Excerpts from a dataset
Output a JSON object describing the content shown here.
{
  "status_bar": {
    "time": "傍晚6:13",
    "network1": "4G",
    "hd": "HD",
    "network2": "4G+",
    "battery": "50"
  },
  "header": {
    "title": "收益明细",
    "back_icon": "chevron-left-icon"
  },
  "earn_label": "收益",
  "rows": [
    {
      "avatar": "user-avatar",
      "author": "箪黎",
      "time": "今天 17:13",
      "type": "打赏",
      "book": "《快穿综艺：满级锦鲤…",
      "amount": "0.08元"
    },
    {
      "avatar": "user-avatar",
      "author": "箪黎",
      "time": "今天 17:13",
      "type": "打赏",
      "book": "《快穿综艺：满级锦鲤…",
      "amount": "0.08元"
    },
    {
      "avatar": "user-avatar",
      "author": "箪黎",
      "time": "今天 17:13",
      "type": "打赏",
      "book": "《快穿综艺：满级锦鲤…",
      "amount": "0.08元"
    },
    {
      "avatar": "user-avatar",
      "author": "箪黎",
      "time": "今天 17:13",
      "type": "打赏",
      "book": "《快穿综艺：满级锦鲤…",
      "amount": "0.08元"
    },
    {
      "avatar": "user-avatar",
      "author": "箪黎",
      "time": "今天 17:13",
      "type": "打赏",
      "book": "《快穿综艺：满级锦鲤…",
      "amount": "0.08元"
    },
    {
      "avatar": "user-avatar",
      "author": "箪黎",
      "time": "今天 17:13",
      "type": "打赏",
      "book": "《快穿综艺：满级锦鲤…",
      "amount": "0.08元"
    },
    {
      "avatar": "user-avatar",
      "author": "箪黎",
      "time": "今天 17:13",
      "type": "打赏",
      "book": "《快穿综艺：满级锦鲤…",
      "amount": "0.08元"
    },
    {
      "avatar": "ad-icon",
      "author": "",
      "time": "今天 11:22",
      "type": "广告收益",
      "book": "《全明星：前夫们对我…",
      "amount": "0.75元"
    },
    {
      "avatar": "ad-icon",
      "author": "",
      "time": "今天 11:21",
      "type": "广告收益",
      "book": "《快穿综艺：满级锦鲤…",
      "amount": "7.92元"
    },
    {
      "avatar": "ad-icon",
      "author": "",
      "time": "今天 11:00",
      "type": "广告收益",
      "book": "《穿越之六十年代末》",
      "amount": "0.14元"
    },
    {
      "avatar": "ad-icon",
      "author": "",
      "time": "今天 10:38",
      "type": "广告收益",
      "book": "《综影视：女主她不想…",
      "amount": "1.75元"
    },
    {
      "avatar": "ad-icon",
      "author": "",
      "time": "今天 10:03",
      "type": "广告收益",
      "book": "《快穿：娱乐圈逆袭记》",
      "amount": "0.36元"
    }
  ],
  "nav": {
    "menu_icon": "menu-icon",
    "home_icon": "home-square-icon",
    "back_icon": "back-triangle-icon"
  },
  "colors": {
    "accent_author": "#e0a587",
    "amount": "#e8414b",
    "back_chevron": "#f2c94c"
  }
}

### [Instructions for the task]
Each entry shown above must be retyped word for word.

### [Task solution]
Output a JSON object describing the content shown here.
{
  "status_bar": {
    "time": "傍晚6:13",
    "network1": "4G",
    "hd": "HD",
    "network2": "4G+",
    "battery": "50"
  },
  "header": {
    "title": "收益明细",
    "back_icon": "chevron-left-icon"
  },
  "earn_label": "收益",
  "rows": [
    {
      "avatar": "user-avatar",
      "author": "箪黎",
      "time": "今天 17:13",
      "type": "打赏",
      "book": "《快穿综艺：满级锦鲤…",
      "amount": "0.08元"
    },
    {
      "avatar": "user-avatar",
      "author": "箪黎",
      "time": "今天 17:13",
      "type": "打赏",
      "book": "《快穿综艺：满级锦鲤…",
      "amount": "0.08元"
    },
    {
      "avatar": "user-avatar",
      "author": "箪黎",
      "time": "今天 17:13",
      "type": "打赏",
      "book": "《快穿综艺：满级锦鲤…",
      "amount": "0.08元"
    },
    {
      "avatar": "user-avatar",
      "author": "箪黎",
      "time": "今天 17:13",
      "type": "打赏",
      "book": "《快穿综艺：满级锦鲤…",
      "amount": "0.08元"
    },
    {
      "avatar": "user-avatar",
      "author": "箪黎",
      "time": "今天 17:13",
      "type": "打赏",
      "book": "《快穿综艺：满级锦鲤…",
      "amount": "0.08元"
    },
    {
      "avatar": "user-avatar",
      "author": "箪黎",
      "time": "今天 17:13",
      "type": "打赏",
      "book": "《快穿综艺：满级锦鲤…",
      "amount": "0.08元"
    },
    {
      "avatar": "user-avatar",
      "author": "箪黎",
      "time": "今天 17:13",
      "type": "打赏",
      "book": "《快穿综艺：满级锦鲤…",
      "amount": "0.08元"
    },
    {
      "avatar": "ad-icon",
      "author": "",
      "time": "今天 11:22",
      "type": "广告收益",
      "book": "《全明星：前夫们对我…",
      "amount": "0.75元"
    },
    {
      "avatar": "ad-icon",
      "author": "",
      "time": "今天 11:21",
      "type": "广告收益",
      "book": "《快穿综艺：满级锦鲤…",
      "amount": "7.92元"
    },
    {
      "avatar": "ad-icon",
      "author": "",
      "time": "今天 11:00",
      "type": "广告收益",
      "book": "《穿越之六十年代末》",
      "amount": "0.14元"
    },
    {
      "avatar": "ad-icon",
      "author": "",
      "time": "今天 10:38",
      "type": "广告收益",
      "book": "《综影视：女主她不想…",
      "amount": "1.75元"
    },
    {
      "avatar": "ad-icon",
      "author": "",
      "time": "今天 10:03",
      "type": "广告收益",
      "book": "《快穿：娱乐圈逆袭记》",
      "amount": "0.36元"
    }
  ],
  "nav": {
    "menu_icon": "menu-icon",
    "home_icon": "home-square-icon",
    "back_icon": "back-triangle-icon"
  },
  "colors": {
    "accent_author": "#e0a587",
    "amount": "#e8414b",
    "back_chevron": "#f2c94c"
  }
}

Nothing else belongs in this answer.